§ WHAT NEEDS TO BE DONE: Run through the records and, wherever a line holds the word "highlight", return that line.

[Saved entries]
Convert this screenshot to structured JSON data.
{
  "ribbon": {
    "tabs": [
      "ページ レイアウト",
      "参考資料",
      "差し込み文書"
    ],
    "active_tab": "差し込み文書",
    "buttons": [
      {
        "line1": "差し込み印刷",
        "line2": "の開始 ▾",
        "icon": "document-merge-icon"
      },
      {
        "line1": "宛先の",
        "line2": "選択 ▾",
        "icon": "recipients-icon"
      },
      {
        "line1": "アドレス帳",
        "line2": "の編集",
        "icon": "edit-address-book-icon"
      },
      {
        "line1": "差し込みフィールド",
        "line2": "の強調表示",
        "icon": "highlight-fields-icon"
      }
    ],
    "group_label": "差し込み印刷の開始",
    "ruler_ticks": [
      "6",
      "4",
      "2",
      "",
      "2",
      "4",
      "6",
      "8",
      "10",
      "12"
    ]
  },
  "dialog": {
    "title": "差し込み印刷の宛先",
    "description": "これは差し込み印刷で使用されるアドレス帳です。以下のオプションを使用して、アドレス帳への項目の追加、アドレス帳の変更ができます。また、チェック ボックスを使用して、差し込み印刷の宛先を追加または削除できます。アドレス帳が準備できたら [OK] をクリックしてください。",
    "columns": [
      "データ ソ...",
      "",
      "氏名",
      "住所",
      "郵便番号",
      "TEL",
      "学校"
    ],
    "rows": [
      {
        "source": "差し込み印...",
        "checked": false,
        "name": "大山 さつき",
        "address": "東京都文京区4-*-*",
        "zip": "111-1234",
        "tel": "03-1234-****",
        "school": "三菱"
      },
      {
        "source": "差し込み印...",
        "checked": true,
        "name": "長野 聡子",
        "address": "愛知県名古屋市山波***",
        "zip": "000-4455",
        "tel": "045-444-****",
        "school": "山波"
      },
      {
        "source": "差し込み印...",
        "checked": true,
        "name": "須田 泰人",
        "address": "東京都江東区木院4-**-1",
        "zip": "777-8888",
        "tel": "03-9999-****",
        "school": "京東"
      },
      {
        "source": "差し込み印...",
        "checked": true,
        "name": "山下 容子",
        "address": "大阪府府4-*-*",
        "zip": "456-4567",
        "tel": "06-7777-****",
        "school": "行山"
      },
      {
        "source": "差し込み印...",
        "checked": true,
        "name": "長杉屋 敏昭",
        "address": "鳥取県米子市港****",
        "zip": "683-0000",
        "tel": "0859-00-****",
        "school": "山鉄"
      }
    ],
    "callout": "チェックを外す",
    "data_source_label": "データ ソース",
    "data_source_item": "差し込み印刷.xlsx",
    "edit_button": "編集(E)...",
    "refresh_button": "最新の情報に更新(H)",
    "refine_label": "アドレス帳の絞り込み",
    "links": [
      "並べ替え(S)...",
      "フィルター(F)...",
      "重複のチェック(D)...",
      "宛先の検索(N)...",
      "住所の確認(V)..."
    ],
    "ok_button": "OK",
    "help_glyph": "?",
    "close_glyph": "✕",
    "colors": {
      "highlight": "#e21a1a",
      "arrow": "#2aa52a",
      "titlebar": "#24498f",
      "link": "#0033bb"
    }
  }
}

§ TASK RESPONSE:
        "icon": "highlight-fields-icon"
      "highlight": "#e21a1a",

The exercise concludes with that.